Dick Spottswood, host of The Dick Spottswood Show on Bluegrass Country, headlined a program at the Library of Congress in Washington on Tuesday, May 14.

As part of the Benjamin Botkin Folklife Lecture Series, staff members Library’s American Folklife Center interviewed Spottswood about his career and accomplishments as a discographer, researcher, author, broadcaster, and scholar of folk and ethnic music.  Then a panel of prominent Washington DC folklorists, ethnomusicologists, and archivists rose to present personal tributes to Dick for his contributions to American music.

It’s not a stretch to call Dick Spottswood the father of Bluegrass Country, as his half-hour show in 1967 was the first bluegrass program on WAMU-FM.  He’s a co-founder of Bluegrass Unlimited magazine, a founding member of the Association for Recorded Sound Collections, and the recipient of numerous awards and honors including the IBMA Distinguished Service Award.

Among his many other accomplishments, Spottswood is celebrated as the author of the essential Ethnic Music on Records: A Discography of Ethnic Recordings Produced in the United States, 1893-1942, a seven-volume listing of early sound recordings by foreign language and minority groups in the U.S.; the 15-volume LP series Folk Music in America, produced for the Library of Congress to mark the 1976 Bicentennial; and Country Music Sources (2002), a study which combines bibliography with discography to trace the history of old songs, hymns, and dance tunes.  He’s contributed to hundreds of influential reissue recordings by labels such as Arhoolie, Rounder, Yazoo, and Bear Family as well as his own Melodeon and Piedmont labels.
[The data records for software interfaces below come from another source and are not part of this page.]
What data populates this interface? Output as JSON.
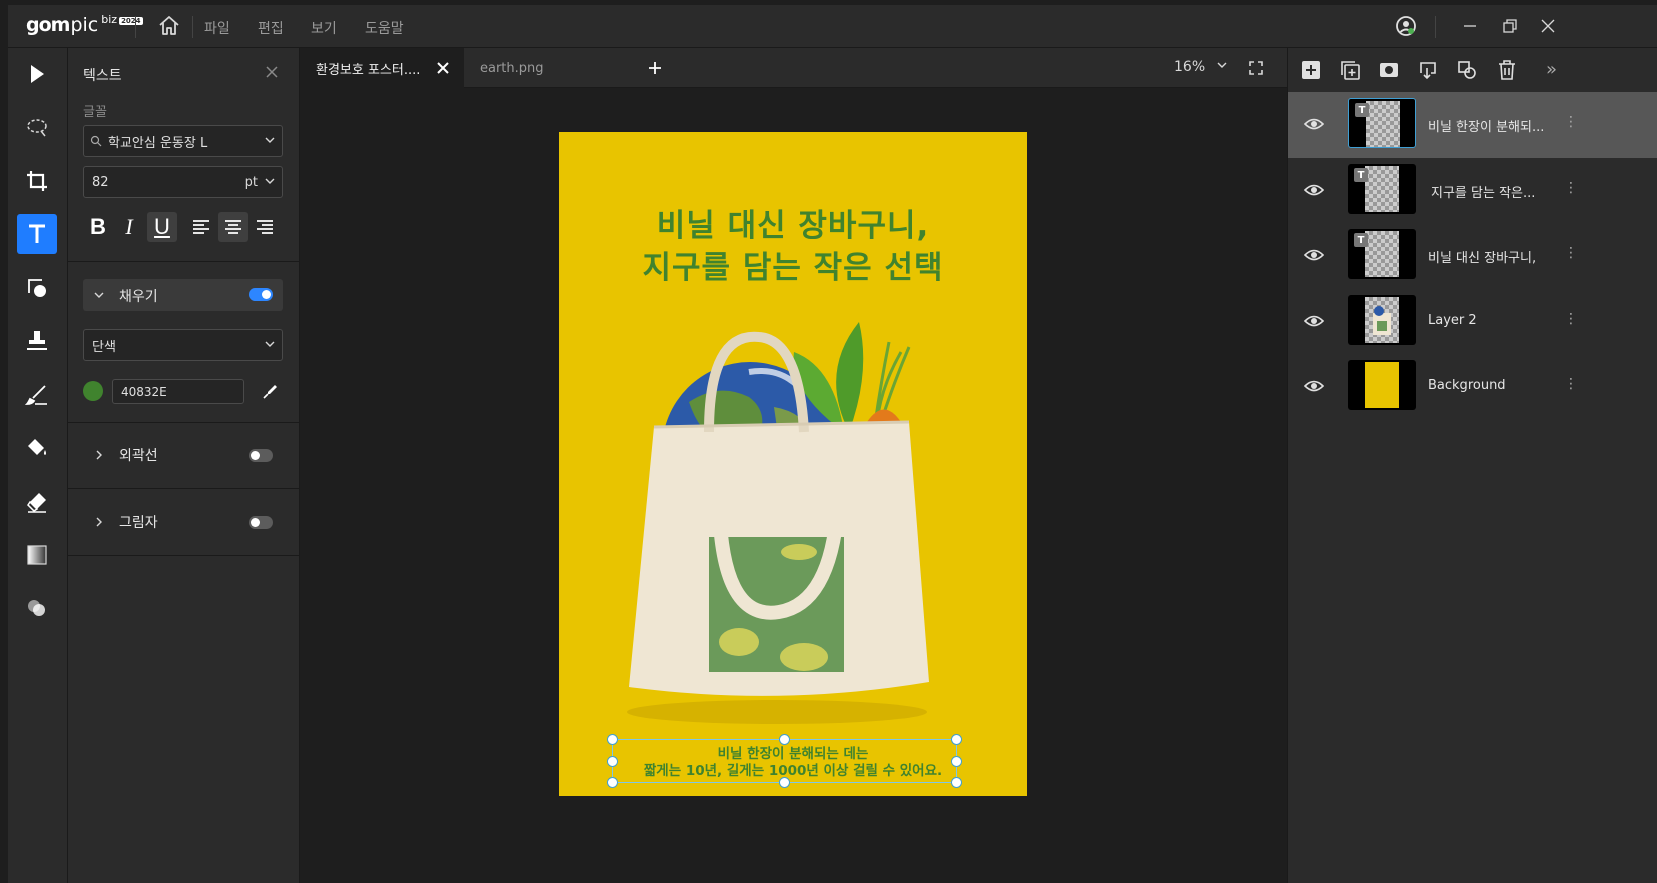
{
  "app": {
    "logo_gom": "gom",
    "logo_pic": "pic",
    "logo_biz": "biz",
    "logo_badge": "2024"
  },
  "menu": [
    "파일",
    "편집",
    "보기",
    "도움말"
  ],
  "left_tools": [
    "select-arrow-icon",
    "lasso-icon",
    "crop-icon",
    "text-icon",
    "shape-icon",
    "stamp-icon",
    "brush-icon",
    "fill-bucket-icon",
    "eraser-icon",
    "gradient-icon",
    "blend-icon"
  ],
  "props": {
    "title": "텍스트",
    "font_label": "글꼴",
    "font_value": "학교안심 운동장 L",
    "size_value": "82",
    "size_unit": "pt",
    "bold": "B",
    "italic": "I",
    "underline": "U",
    "fill_label": "채우기",
    "fill_type": "단색",
    "fill_color_hex": "40832E",
    "fill_color": "#40832e",
    "stroke_label": "외곽선",
    "shadow_label": "그림자"
  },
  "tabs": [
    {
      "label": "환경보호 포스터...."
    },
    {
      "label": "earth.png"
    }
  ],
  "zoom": "16%",
  "poster": {
    "title_line1": "비닐 대신 장바구니,",
    "title_line2": "지구를 담는 작은 선택",
    "sub_line1": "비닐 한장이 분해되는 데는",
    "sub_line2": "짧게는 10년, 길게는 1000년 이상 걸릴 수 있어요.",
    "background_color": "#e8c400",
    "text_color": "#40832e"
  },
  "layers": [
    {
      "name": "비닐 한장이 분해되...",
      "type": "text",
      "selected": true
    },
    {
      "name": "지구를 담는 작은...",
      "type": "text",
      "selected": false
    },
    {
      "name": "비닐 대신 장바구니,",
      "type": "text",
      "selected": false
    },
    {
      "name": "Layer 2",
      "type": "image",
      "selected": false
    },
    {
      "name": "Background",
      "type": "fill",
      "selected": false
    }
  ]
}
The event “Dick Spottswood:  A Discographer for the Record” was held in the Whittall Pavilion of the Library of Congress, a room that houses the library’s collection of historical musical instruments. A webcast of the event will be available in the future from the American Folklife Center’s website.